* [TASK DETAILS]:
Set the records down again exactly, apart from any pictures in them.

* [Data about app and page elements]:

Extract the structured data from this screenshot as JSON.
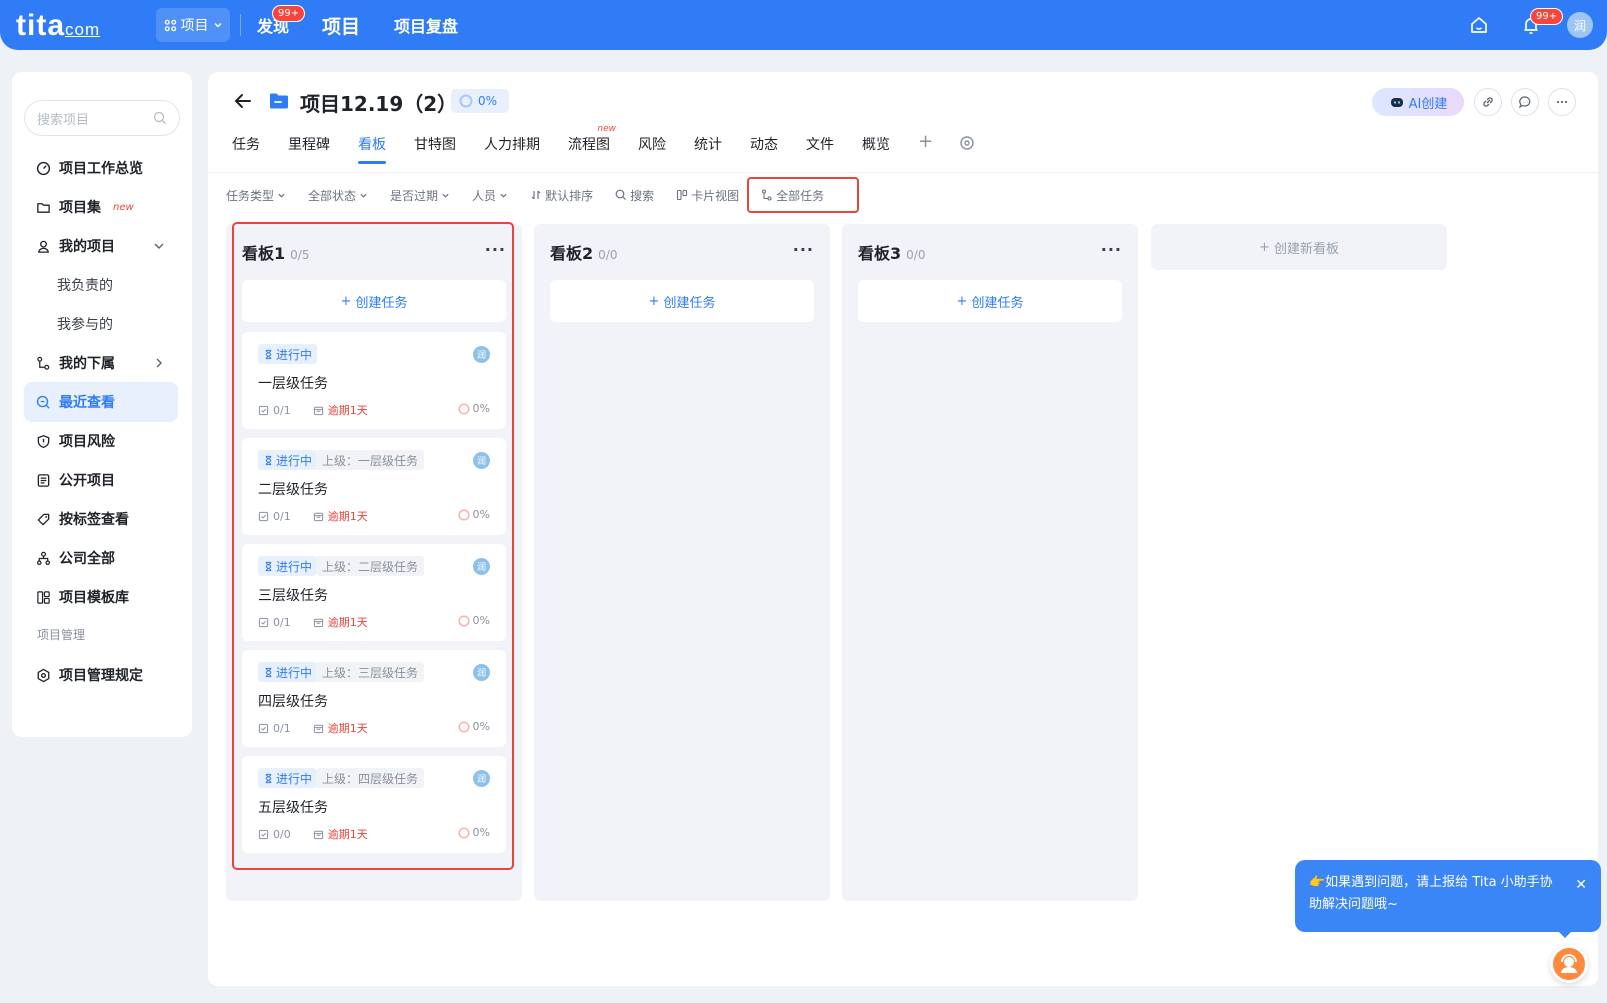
{
  "topbar": {
    "logo_text": "tita",
    "logo_suffix": "com",
    "app_switch_label": "项目",
    "nav": [
      {
        "label": "发现",
        "badge": "99+"
      },
      {
        "label": "项目"
      },
      {
        "label": "项目复盘"
      }
    ],
    "notification_badge": "99+",
    "avatar_text": "润"
  },
  "sidebar": {
    "search_placeholder": "搜索项目",
    "items": [
      {
        "label": "项目工作总览"
      },
      {
        "label": "项目集",
        "tag": "new"
      },
      {
        "label": "我的项目"
      },
      {
        "label": "我负责的"
      },
      {
        "label": "我参与的"
      },
      {
        "label": "我的下属"
      },
      {
        "label": "最近查看"
      },
      {
        "label": "项目风险"
      },
      {
        "label": "公开项目"
      },
      {
        "label": "按标签查看"
      },
      {
        "label": "公司全部"
      },
      {
        "label": "项目模板库"
      }
    ],
    "section_label": "项目管理",
    "bottom_item": "项目管理规定"
  },
  "project": {
    "title": "项目12.19（2）",
    "progress": "0%",
    "ai_button": "AI创建"
  },
  "tabs": [
    {
      "label": "任务"
    },
    {
      "label": "里程碑"
    },
    {
      "label": "看板",
      "active": true
    },
    {
      "label": "甘特图"
    },
    {
      "label": "人力排期"
    },
    {
      "label": "流程图",
      "tag": "new"
    },
    {
      "label": "风险"
    },
    {
      "label": "统计"
    },
    {
      "label": "动态"
    },
    {
      "label": "文件"
    },
    {
      "label": "概览"
    }
  ],
  "filters": [
    {
      "label": "任务类型"
    },
    {
      "label": "全部状态"
    },
    {
      "label": "是否过期"
    },
    {
      "label": "人员"
    },
    {
      "label": "默认排序"
    },
    {
      "label": "搜索"
    },
    {
      "label": "卡片视图"
    },
    {
      "label": "全部任务"
    }
  ],
  "boards": [
    {
      "name": "看板1",
      "count": "0/5",
      "create_label": "创建任务",
      "cards": [
        {
          "status": "进行中",
          "parent": "",
          "title": "一层级任务",
          "checklist": "0/1",
          "due": "逾期1天",
          "progress": "0%",
          "avatar": "润"
        },
        {
          "status": "进行中",
          "parent": "上级：一层级任务",
          "title": "二层级任务",
          "checklist": "0/1",
          "due": "逾期1天",
          "progress": "0%",
          "avatar": "润"
        },
        {
          "status": "进行中",
          "parent": "上级：二层级任务",
          "title": "三层级任务",
          "checklist": "0/1",
          "due": "逾期1天",
          "progress": "0%",
          "avatar": "润"
        },
        {
          "status": "进行中",
          "parent": "上级：三层级任务",
          "title": "四层级任务",
          "checklist": "0/1",
          "due": "逾期1天",
          "progress": "0%",
          "avatar": "润"
        },
        {
          "status": "进行中",
          "parent": "上级：四层级任务",
          "title": "五层级任务",
          "checklist": "0/0",
          "due": "逾期1天",
          "progress": "0%",
          "avatar": "润"
        }
      ]
    },
    {
      "name": "看板2",
      "count": "0/0",
      "create_label": "创建任务",
      "cards": []
    },
    {
      "name": "看板3",
      "count": "0/0",
      "create_label": "创建任务",
      "cards": []
    }
  ],
  "new_board_label": "创建新看板",
  "helper": {
    "message": "👉如果遇到问题，请上报给 Tita 小助手协助解决问题哦~"
  },
  "colors": {
    "primary": "#2f7cf6",
    "danger": "#e8453c",
    "board_bg": "#f1f3f8"
  }
}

* [WRITTEN RESPONSE]:
Extract the structured data from this screenshot as JSON.
{
  "topbar": {
    "logo_text": "tita",
    "logo_suffix": "com",
    "app_switch_label": "项目",
    "nav": [
      {
        "label": "发现",
        "badge": "99+"
      },
      {
        "label": "项目"
      },
      {
        "label": "项目复盘"
      }
    ],
    "notification_badge": "99+",
    "avatar_text": "润"
  },
  "sidebar": {
    "search_placeholder": "搜索项目",
    "items": [
      {
        "label": "项目工作总览"
      },
      {
        "label": "项目集",
        "tag": "new"
      },
      {
        "label": "我的项目"
      },
      {
        "label": "我负责的"
      },
      {
        "label": "我参与的"
      },
      {
        "label": "我的下属"
      },
      {
        "label": "最近查看"
      },
      {
        "label": "项目风险"
      },
      {
        "label": "公开项目"
      },
      {
        "label": "按标签查看"
      },
      {
        "label": "公司全部"
      },
      {
        "label": "项目模板库"
      }
    ],
    "section_label": "项目管理",
    "bottom_item": "项目管理规定"
  },
  "project": {
    "title": "项目12.19（2）",
    "progress": "0%",
    "ai_button": "AI创建"
  },
  "tabs": [
    {
      "label": "任务"
    },
    {
      "label": "里程碑"
    },
    {
      "label": "看板",
      "active": true
    },
    {
      "label": "甘特图"
    },
    {
      "label": "人力排期"
    },
    {
      "label": "流程图",
      "tag": "new"
    },
    {
      "label": "风险"
    },
    {
      "label": "统计"
    },
    {
      "label": "动态"
    },
    {
      "label": "文件"
    },
    {
      "label": "概览"
    }
  ],
  "filters": [
    {
      "label": "任务类型"
    },
    {
      "label": "全部状态"
    },
    {
      "label": "是否过期"
    },
    {
      "label": "人员"
    },
    {
      "label": "默认排序"
    },
    {
      "label": "搜索"
    },
    {
      "label": "卡片视图"
    },
    {
      "label": "全部任务"
    }
  ],
  "boards": [
    {
      "name": "看板1",
      "count": "0/5",
      "create_label": "创建任务",
      "cards": [
        {
          "status": "进行中",
          "parent": "",
          "title": "一层级任务",
          "checklist": "0/1",
          "due": "逾期1天",
          "progress": "0%",
          "avatar": "润"
        },
        {
          "status": "进行中",
          "parent": "上级：一层级任务",
          "title": "二层级任务",
          "checklist": "0/1",
          "due": "逾期1天",
          "progress": "0%",
          "avatar": "润"
        },
        {
          "status": "进行中",
          "parent": "上级：二层级任务",
          "title": "三层级任务",
          "checklist": "0/1",
          "due": "逾期1天",
          "progress": "0%",
          "avatar": "润"
        },
        {
          "status": "进行中",
          "parent": "上级：三层级任务",
          "title": "四层级任务",
          "checklist": "0/1",
          "due": "逾期1天",
          "progress": "0%",
          "avatar": "润"
        },
        {
          "status": "进行中",
          "parent": "上级：四层级任务",
          "title": "五层级任务",
          "checklist": "0/0",
          "due": "逾期1天",
          "progress": "0%",
          "avatar": "润"
        }
      ]
    },
    {
      "name": "看板2",
      "count": "0/0",
      "create_label": "创建任务",
      "cards": []
    },
    {
      "name": "看板3",
      "count": "0/0",
      "create_label": "创建任务",
      "cards": []
    }
  ],
  "new_board_label": "创建新看板",
  "helper": {
    "message": "👉如果遇到问题，请上报给 Tita 小助手协助解决问题哦~"
  },
  "colors": {
    "primary": "#2f7cf6",
    "danger": "#e8453c",
    "board_bg": "#f1f3f8"
  }
}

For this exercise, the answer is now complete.